Scientists have observed an “unprecedented” number of wildfires in Siberia and the Russian Arctic since June. Russian authorities have said a combination of lightning and human activity may have sparked the flames.
More than 2.7 million hectares of remote forest is currently burning across six Siberian and Far East regions, according to Russia’s Federal Forestry Agency, an area roughly equal to the size of Crimea.
Regional emergency authorities have opted against extinguishing the more than 300 forest fires that are engulfing hard-to-reach areas, saying inhabited areas are “not under threat” and “projected extinguishing costs exceed their projected harm.”
Only the Krasnoyarsk and Irkutsk regions have declared states of emergency while Russia’s republics of Buryatia and Sakha have kept the emergencies within single municipal districts, the forestry agency said.
It’s “pointless and at times even harmful” to try to extinguish the flames, Krasnoyarsk region governor Alexander Uss was quoted as saying by the Vedomosti business daily. Speaking at a youth forum on Sunday, Uss compared the wildfires to a summertime equivalent of winter blizzards.
Greenpeace Russia estimated the wildfires’ coverage at more than 3 million hectares, “an area that increases by hundreds of thousands of hectares every day.”

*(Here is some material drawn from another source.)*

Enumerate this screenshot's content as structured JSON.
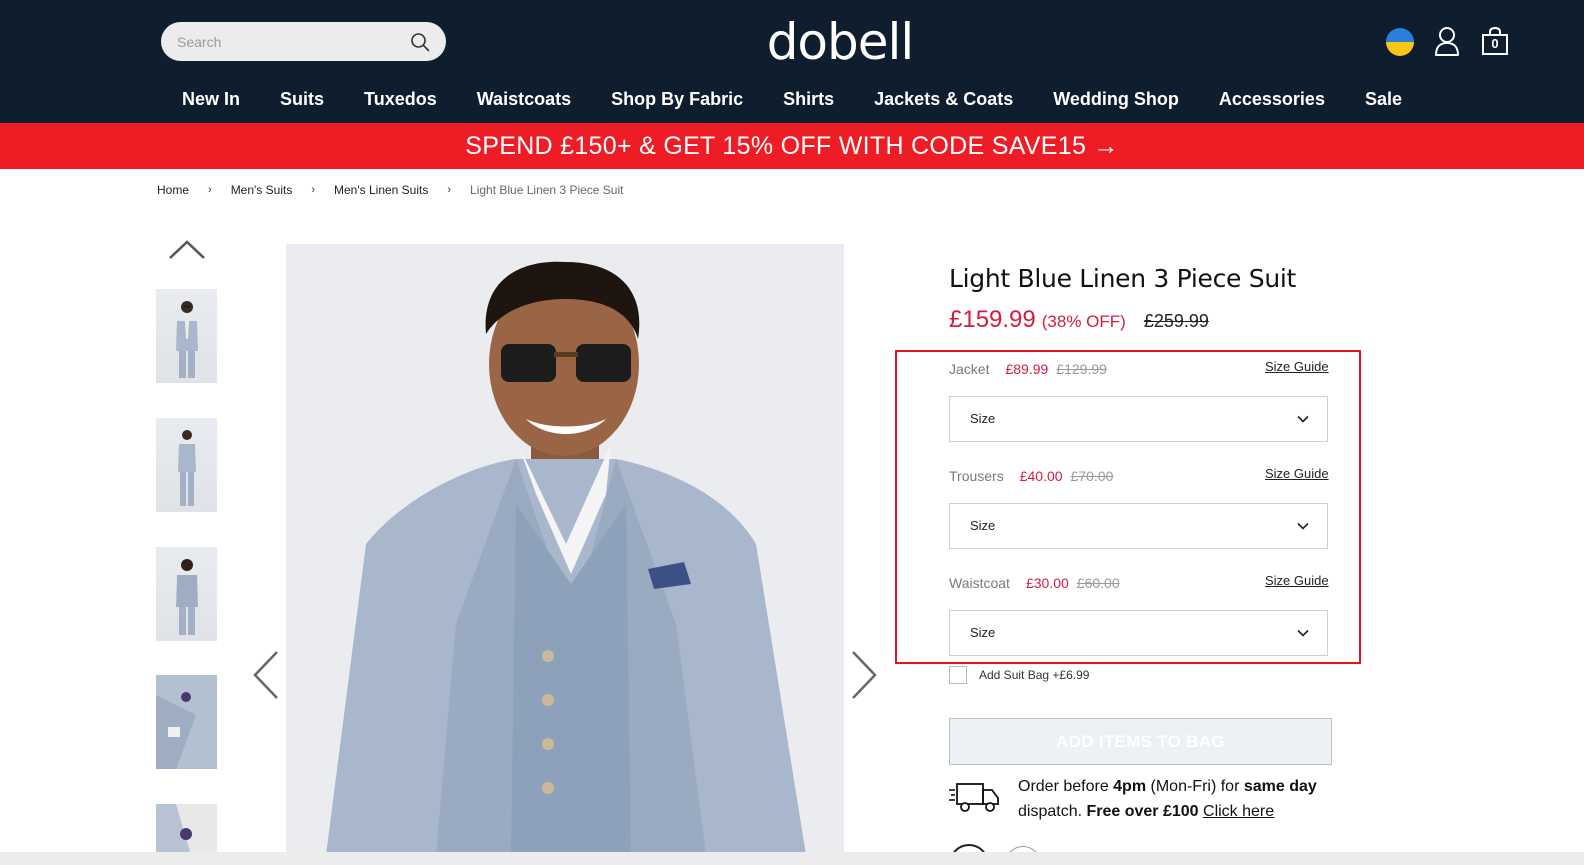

More than 11 million hectares have been affected this wildfire season, Greenpeace Russia said in a statement Friday, calling on the authorities to step up firefighting efforts in the affected areas.
Smog has reached major cities in the wider region, leading to a rise in complaints about air pollution and images showing residents wearing smoke masks on social media. President Vladimir Putin’s envoy in Siberia has said that there is no need to declare an emergency unless allowable limits of carbon monoxide concentration were exceeded.
The English-language hashtag #SaveSiberiaForests landed in the top spot on Russian Twitter on Monday, replacing its Russian-language equivalent that dominated the social media platform for days.